Apart from Russia, the Yak-130 is currently in service with five overseas customers. Algeria has received 16, Belarus eight, and Myanmar 16, the latter country having accepted the last batch in December 2019. Shipments continue to Bangladesh and Laos, which have ordered 24 and 10, respectively.
Even though Syria ordered 36 Yak-130s before the civil war that broke out in 2012, none has been shipped so far, and this contract is postponed indefinitely. In all likelihood, Damascus will redirect the funds to enlarging its L-39 fleet and reworking them for light attack through the installation of B-8L pods for 80-mm S-8 unguided rockets, as well as strengthening the airframe and adding two weapons stations for the carriage of 100-kg freefall bombs. Reworked L-39s are responsible for a large majority of the Syrian air force close air support missions in the ongoing offensive in the rebel-held Idlib province, their successful combat employment, prompting the development of an attack aircraft based on the Yak-130 platform.
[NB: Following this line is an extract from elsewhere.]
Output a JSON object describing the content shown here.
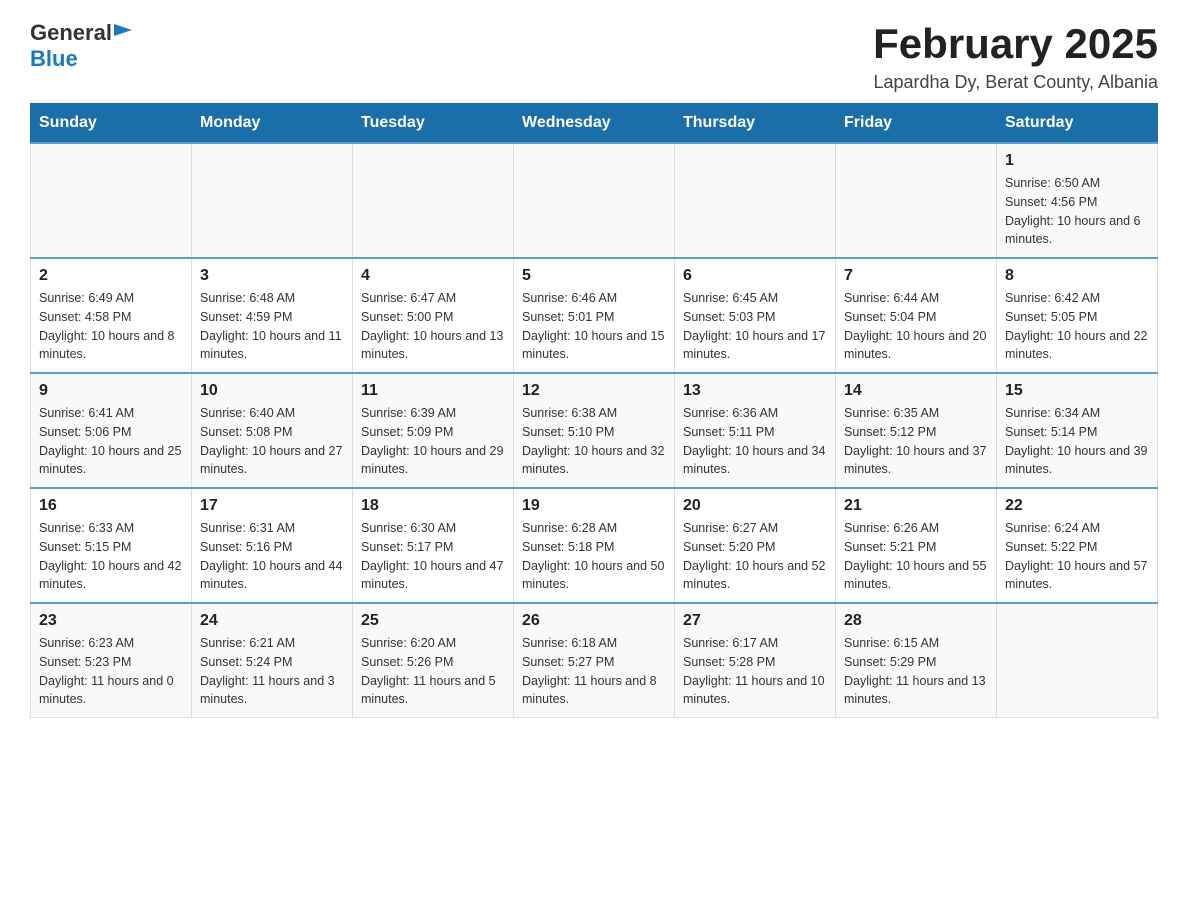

Russia is working on the new SM-100 engine to increase the gross weight of the Yak-130, currently 10 tonnes, as well as the weapons load to three. It would replace the Ukrainian-designed Ivchenko-Progress AI-222-25, whose production was localized at the Salyut plant in Moscow. The newer engine should also support the Yak-130’s reputation as the most fuel-efficient jet in service with the Russian Air and Space Force (VKS). In the decade following the completion of state acceptance trials, the VKS has procured about 110 aircraft and is considering taking 150 more.
Some of the additional aircraft may come in a ground-attack version with either an electro-optical turret or radar. Five years ago, Yakovlev exhibited the first development prototype (side number 01) with an altered nosecone to house equipment for the accurate targeting of precision-guided munitions. A more recent derivative now under development would come with a Bars-130 radar, featuring an active array in the nosecone and a data processing block closer to the aircraft’s center of gravity. For precision strikes, the Yak-130 can carry guided bombs of the 250-kg class, developed and tested recently for use by this type, since all other warplanes in VKS service are designed to carry 500- or 1,500-kg weapons.